→ **WORK TO COMPLETE**: Repeat each entry exactly. Drop every image.

→ **RAW DATA**:

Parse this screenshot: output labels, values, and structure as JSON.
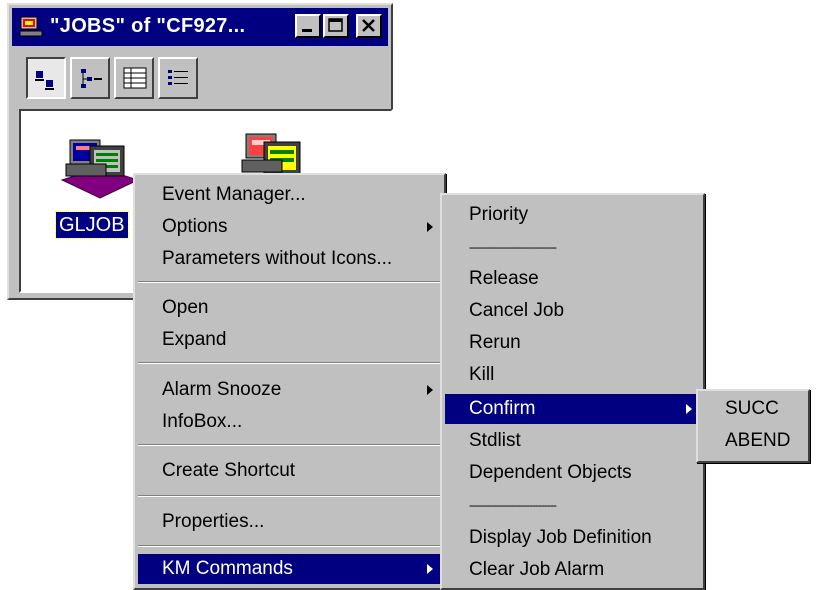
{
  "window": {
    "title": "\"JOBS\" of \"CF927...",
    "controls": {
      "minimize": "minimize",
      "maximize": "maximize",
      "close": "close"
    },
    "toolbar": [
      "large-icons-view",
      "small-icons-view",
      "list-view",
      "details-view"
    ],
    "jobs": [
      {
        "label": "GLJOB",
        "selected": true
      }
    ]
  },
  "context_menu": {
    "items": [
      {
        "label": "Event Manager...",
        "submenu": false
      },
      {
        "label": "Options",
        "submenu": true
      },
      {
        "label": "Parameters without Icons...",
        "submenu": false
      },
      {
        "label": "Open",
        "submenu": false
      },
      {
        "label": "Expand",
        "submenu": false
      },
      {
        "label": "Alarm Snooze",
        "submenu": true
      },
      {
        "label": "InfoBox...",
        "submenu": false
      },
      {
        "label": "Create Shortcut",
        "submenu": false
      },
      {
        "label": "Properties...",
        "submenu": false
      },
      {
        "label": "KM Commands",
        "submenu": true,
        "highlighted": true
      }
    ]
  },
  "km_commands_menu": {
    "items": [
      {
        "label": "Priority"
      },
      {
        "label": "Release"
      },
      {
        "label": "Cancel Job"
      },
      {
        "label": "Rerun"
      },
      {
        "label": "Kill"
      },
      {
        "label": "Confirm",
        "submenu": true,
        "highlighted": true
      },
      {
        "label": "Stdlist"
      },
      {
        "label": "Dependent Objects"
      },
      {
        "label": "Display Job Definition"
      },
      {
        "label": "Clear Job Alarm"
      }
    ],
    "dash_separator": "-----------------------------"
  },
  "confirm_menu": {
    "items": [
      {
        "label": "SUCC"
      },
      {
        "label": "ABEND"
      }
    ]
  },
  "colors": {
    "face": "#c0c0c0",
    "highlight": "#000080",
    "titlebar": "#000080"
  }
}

→ **PROBLEM SOLUTION**:
Parse this screenshot: output labels, values, and structure as JSON.
{
  "window": {
    "title": "\"JOBS\" of \"CF927...",
    "controls": {
      "minimize": "minimize",
      "maximize": "maximize",
      "close": "close"
    },
    "toolbar": [
      "large-icons-view",
      "small-icons-view",
      "list-view",
      "details-view"
    ],
    "jobs": [
      {
        "label": "GLJOB",
        "selected": true
      }
    ]
  },
  "context_menu": {
    "items": [
      {
        "label": "Event Manager...",
        "submenu": false
      },
      {
        "label": "Options",
        "submenu": true
      },
      {
        "label": "Parameters without Icons...",
        "submenu": false
      },
      {
        "label": "Open",
        "submenu": false
      },
      {
        "label": "Expand",
        "submenu": false
      },
      {
        "label": "Alarm Snooze",
        "submenu": true
      },
      {
        "label": "InfoBox...",
        "submenu": false
      },
      {
        "label": "Create Shortcut",
        "submenu": false
      },
      {
        "label": "Properties...",
        "submenu": false
      },
      {
        "label": "KM Commands",
        "submenu": true,
        "highlighted": true
      }
    ]
  },
  "km_commands_menu": {
    "items": [
      {
        "label": "Priority"
      },
      {
        "label": "Release"
      },
      {
        "label": "Cancel Job"
      },
      {
        "label": "Rerun"
      },
      {
        "label": "Kill"
      },
      {
        "label": "Confirm",
        "submenu": true,
        "highlighted": true
      },
      {
        "label": "Stdlist"
      },
      {
        "label": "Dependent Objects"
      },
      {
        "label": "Display Job Definition"
      },
      {
        "label": "Clear Job Alarm"
      }
    ],
    "dash_separator": "-----------------------------"
  },
  "confirm_menu": {
    "items": [
      {
        "label": "SUCC"
      },
      {
        "label": "ABEND"
      }
    ]
  },
  "colors": {
    "face": "#c0c0c0",
    "highlight": "#000080",
    "titlebar": "#000080"
  }
}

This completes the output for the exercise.